» **Task goal**:
The result should be every line of the listing that holds the word "Colorway".

-=-=-

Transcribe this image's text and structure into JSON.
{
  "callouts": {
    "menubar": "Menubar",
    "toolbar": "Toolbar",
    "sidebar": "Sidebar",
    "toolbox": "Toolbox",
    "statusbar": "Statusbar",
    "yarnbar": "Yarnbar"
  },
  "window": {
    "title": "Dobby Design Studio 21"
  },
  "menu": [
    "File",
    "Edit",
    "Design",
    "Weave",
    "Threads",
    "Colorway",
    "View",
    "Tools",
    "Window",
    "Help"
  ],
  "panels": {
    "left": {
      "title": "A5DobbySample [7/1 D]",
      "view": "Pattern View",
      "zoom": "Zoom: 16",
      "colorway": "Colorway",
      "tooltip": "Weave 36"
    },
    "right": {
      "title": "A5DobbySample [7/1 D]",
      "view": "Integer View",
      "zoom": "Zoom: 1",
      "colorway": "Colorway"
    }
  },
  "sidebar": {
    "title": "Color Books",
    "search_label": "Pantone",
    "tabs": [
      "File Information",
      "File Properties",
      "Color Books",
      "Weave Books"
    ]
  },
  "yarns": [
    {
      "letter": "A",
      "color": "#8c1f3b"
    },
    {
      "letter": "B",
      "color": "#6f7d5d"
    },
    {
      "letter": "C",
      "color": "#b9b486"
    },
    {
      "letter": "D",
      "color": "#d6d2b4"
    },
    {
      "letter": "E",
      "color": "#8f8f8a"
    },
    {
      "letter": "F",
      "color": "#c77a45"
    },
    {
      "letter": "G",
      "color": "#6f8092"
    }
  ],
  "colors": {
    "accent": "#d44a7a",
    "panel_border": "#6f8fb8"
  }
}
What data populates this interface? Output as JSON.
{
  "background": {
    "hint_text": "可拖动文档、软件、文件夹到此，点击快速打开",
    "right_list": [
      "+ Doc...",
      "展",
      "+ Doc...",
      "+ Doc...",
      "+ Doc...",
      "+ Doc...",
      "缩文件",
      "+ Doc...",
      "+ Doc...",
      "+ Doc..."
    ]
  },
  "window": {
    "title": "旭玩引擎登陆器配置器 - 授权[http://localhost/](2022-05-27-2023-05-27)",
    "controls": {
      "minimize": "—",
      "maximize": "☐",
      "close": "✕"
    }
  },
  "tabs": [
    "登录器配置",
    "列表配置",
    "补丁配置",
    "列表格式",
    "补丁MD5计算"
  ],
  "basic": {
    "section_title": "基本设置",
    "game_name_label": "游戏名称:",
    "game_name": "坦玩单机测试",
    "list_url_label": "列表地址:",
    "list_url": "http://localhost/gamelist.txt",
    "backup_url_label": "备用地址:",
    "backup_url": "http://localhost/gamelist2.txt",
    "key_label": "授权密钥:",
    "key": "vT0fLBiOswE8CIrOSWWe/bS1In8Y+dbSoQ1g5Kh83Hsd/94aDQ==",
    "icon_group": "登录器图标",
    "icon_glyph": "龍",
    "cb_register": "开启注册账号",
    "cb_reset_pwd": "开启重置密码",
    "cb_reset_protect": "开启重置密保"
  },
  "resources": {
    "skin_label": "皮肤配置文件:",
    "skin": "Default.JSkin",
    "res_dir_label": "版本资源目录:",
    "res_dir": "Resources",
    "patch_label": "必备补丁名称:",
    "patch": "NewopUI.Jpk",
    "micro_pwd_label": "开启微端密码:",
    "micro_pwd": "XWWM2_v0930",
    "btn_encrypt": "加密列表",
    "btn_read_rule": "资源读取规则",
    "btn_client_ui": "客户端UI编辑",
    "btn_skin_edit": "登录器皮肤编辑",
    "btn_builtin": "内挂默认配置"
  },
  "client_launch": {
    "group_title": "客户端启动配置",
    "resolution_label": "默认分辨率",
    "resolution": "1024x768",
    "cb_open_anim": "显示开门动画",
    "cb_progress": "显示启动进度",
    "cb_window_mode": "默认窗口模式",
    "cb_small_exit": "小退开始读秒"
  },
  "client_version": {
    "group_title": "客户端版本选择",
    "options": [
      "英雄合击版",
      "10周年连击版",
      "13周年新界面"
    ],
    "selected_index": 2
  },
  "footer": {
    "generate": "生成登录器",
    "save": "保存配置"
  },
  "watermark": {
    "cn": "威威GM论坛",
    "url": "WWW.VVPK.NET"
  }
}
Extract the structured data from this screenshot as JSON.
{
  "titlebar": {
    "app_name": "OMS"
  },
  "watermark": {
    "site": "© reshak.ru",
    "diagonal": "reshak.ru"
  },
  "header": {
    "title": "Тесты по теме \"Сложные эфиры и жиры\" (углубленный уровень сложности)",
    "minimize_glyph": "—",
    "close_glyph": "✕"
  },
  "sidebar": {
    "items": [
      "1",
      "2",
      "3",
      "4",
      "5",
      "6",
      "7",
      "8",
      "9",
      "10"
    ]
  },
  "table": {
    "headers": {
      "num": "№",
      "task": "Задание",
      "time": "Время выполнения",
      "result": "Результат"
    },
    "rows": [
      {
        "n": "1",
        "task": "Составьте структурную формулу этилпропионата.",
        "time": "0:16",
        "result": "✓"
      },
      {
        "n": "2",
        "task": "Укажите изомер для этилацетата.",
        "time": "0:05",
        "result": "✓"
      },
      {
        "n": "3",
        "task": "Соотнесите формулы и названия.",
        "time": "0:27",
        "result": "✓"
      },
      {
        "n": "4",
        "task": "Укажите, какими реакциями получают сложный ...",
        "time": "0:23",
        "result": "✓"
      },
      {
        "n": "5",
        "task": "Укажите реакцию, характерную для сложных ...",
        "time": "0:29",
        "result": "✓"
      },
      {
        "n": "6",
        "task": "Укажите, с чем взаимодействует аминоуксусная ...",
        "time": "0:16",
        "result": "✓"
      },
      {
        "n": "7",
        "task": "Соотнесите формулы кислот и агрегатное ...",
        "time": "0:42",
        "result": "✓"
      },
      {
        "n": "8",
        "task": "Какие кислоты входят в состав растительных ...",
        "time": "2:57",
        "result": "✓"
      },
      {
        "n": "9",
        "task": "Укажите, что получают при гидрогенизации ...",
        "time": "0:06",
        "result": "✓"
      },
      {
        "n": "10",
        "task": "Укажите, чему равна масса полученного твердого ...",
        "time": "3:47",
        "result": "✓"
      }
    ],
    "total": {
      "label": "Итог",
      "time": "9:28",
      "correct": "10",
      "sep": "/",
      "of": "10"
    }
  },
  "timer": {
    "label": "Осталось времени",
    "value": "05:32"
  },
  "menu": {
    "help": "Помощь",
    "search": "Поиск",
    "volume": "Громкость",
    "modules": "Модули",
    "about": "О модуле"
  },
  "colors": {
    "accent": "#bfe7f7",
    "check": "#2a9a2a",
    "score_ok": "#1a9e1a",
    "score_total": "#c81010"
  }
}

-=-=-

» **Finished exercise**:
    "Colorway",
      "colorway": "Colorway",
      "colorway": "Colorway"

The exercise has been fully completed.